I wrote last week
about the political philosophy of Peter Thiel, and a couple of readers sent me thoughts on Ryan Holiday’s recent book Conspiracy,
which is largely about Thiel.
It looks at the extraordinary story of how Thiel secretly funded Hulk Hogan (yes, the wrestler) to pursue a lawsuit against Gawker, which ultimately led to the publication’s demise. It’s an amazing story and if you don’t have time for the book, the EconTalk podcast with Holiday
is, as ever, superb.
Among many other things, the book raises a classic Thiel contrarian question: do we have enough conspiracies
? (For others in this genre, see this interview in the NYT
in which he muses on whether there’s now too little corruption…) The premise is that many powerful people hated Gawker, but only Thiel’s meticulous, patient and clandestine plot had any impact. Ridding the world of a gossip blog may not be an important achievement, but the question of what other problems might need a “conspiracy” to resolve them is both thought provoking and troubling. (The EconTalk podcast

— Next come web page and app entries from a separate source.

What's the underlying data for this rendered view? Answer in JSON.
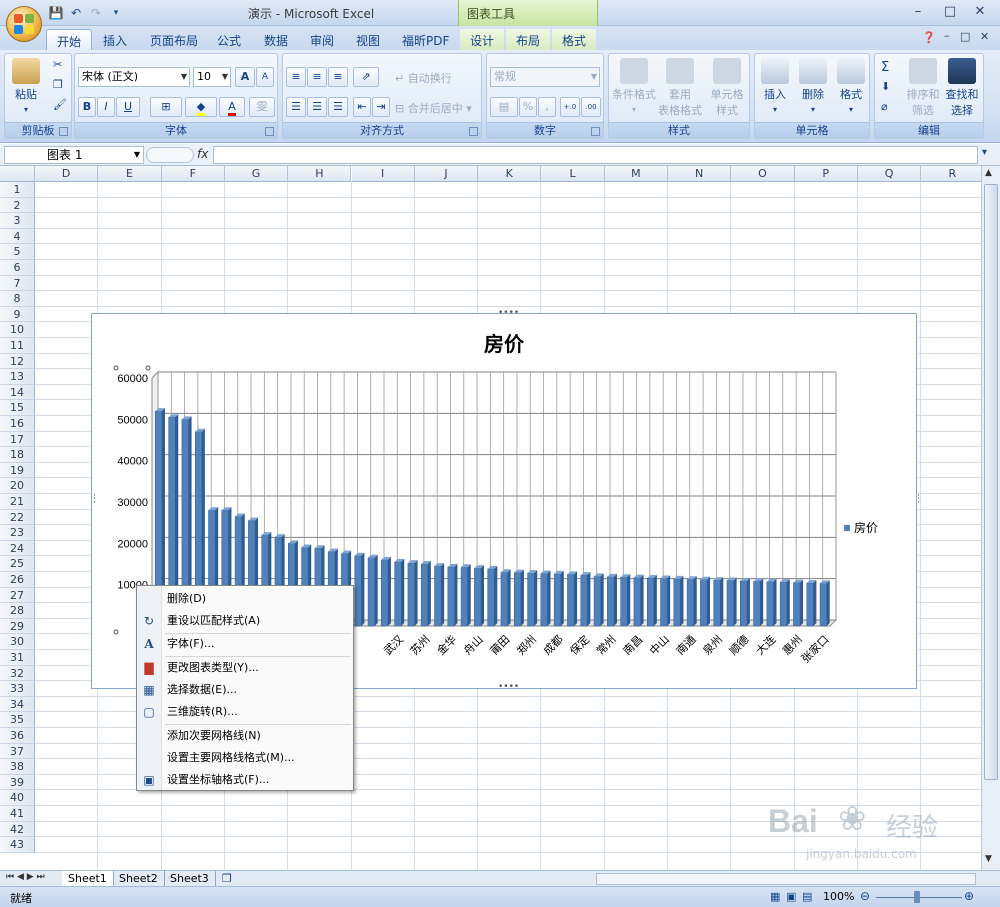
{
  "window": {
    "title": "演示 - Microsoft Excel",
    "context_group": "图表工具"
  },
  "tabs": [
    "开始",
    "插入",
    "页面布局",
    "公式",
    "数据",
    "审阅",
    "视图",
    "福昕PDF",
    "设计",
    "布局",
    "格式"
  ],
  "ribbon": {
    "clipboard": {
      "label": "剪贴板",
      "paste": "粘贴"
    },
    "font": {
      "label": "字体",
      "name": "宋体 (正文)",
      "size": "10",
      "grow": "A",
      "shrink": "A",
      "bold": "B",
      "italic": "I",
      "underline": "U",
      "font_color": "A",
      "phonetic": "雯"
    },
    "alignment": {
      "label": "对齐方式",
      "wrap": "自动换行",
      "merge": "合并后居中"
    },
    "number": {
      "label": "数字",
      "format": "常规",
      "percent": "%",
      "comma": ",",
      "inc": "+.0 .00",
      "dec": ".00 →.0"
    },
    "styles": {
      "label": "样式",
      "cond": "条件格式",
      "table1": "套用",
      "table2": "表格格式",
      "cell1": "单元格",
      "cell2": "样式"
    },
    "cells": {
      "label": "单元格",
      "insert": "插入",
      "delete": "删除",
      "format": "格式"
    },
    "editing": {
      "label": "编辑",
      "sigma": "Σ",
      "sort1": "排序和",
      "sort2": "筛选",
      "find1": "查找和",
      "find2": "选择"
    }
  },
  "formula_bar": {
    "name_box": "图表 1",
    "fx": "fx"
  },
  "columns": [
    "D",
    "E",
    "F",
    "G",
    "H",
    "I",
    "J",
    "K",
    "L",
    "M",
    "N",
    "O",
    "P",
    "Q",
    "R"
  ],
  "rows": [
    "1",
    "2",
    "3",
    "4",
    "5",
    "6",
    "7",
    "8",
    "9",
    "10",
    "11",
    "12",
    "13",
    "14",
    "15",
    "16",
    "17",
    "18",
    "19",
    "20",
    "21",
    "22",
    "23",
    "24",
    "25",
    "26",
    "27",
    "28",
    "29",
    "30",
    "31",
    "32",
    "33",
    "34",
    "35",
    "36",
    "37",
    "38",
    "39",
    "40",
    "41",
    "42",
    "43"
  ],
  "chart_data": {
    "type": "bar",
    "title": "房价",
    "legend": "房价",
    "legend_position": "right",
    "ylim": [
      0,
      60000
    ],
    "yticks": [
      "10000",
      "20000",
      "30000",
      "40000",
      "50000",
      "60000"
    ],
    "grid": true,
    "visible_categories": [
      "武汉",
      "苏州",
      "金华",
      "舟山",
      "莆田",
      "郑州",
      "成都",
      "保定",
      "常州",
      "南昌",
      "中山",
      "南通",
      "泉州",
      "顺德",
      "大连",
      "惠州",
      "张家口"
    ],
    "values": [
      52000,
      50500,
      50000,
      47000,
      28000,
      28000,
      26500,
      25500,
      22000,
      21500,
      20000,
      19000,
      18800,
      18000,
      17500,
      17000,
      16500,
      16000,
      15500,
      15200,
      15000,
      14500,
      14300,
      14200,
      14000,
      13800,
      13000,
      12900,
      12800,
      12700,
      12600,
      12500,
      12300,
      12000,
      11900,
      11800,
      11700,
      11600,
      11500,
      11400,
      11300,
      11200,
      11100,
      11000,
      10900,
      10800,
      10700,
      10600,
      10500,
      10400,
      10300
    ]
  },
  "context_menu": [
    {
      "label": "删除(D)",
      "icon": ""
    },
    {
      "label": "重设以匹配样式(A)",
      "icon": "reset-style-icon"
    },
    {
      "label": "字体(F)...",
      "icon": "font-icon"
    },
    {
      "label": "更改图表类型(Y)...",
      "icon": "chart-type-icon"
    },
    {
      "label": "选择数据(E)...",
      "icon": "select-data-icon"
    },
    {
      "label": "三维旋转(R)...",
      "icon": "3d-rotate-icon"
    },
    {
      "label": "添加次要网格线(N)",
      "icon": ""
    },
    {
      "label": "设置主要网格线格式(M)...",
      "icon": ""
    },
    {
      "label": "设置坐标轴格式(F)...",
      "icon": "axis-format-icon"
    }
  ],
  "sheets": [
    "Sheet1",
    "Sheet2",
    "Sheet3"
  ],
  "status": {
    "ready": "就绪",
    "zoom": "100%"
  },
  "watermark": {
    "brand": "Bai",
    "brand2": "经验",
    "url": "jingyan.baidu.com"
  }
}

explores this in more detail, including an interesting discussion of the assassination of Julius Caesar)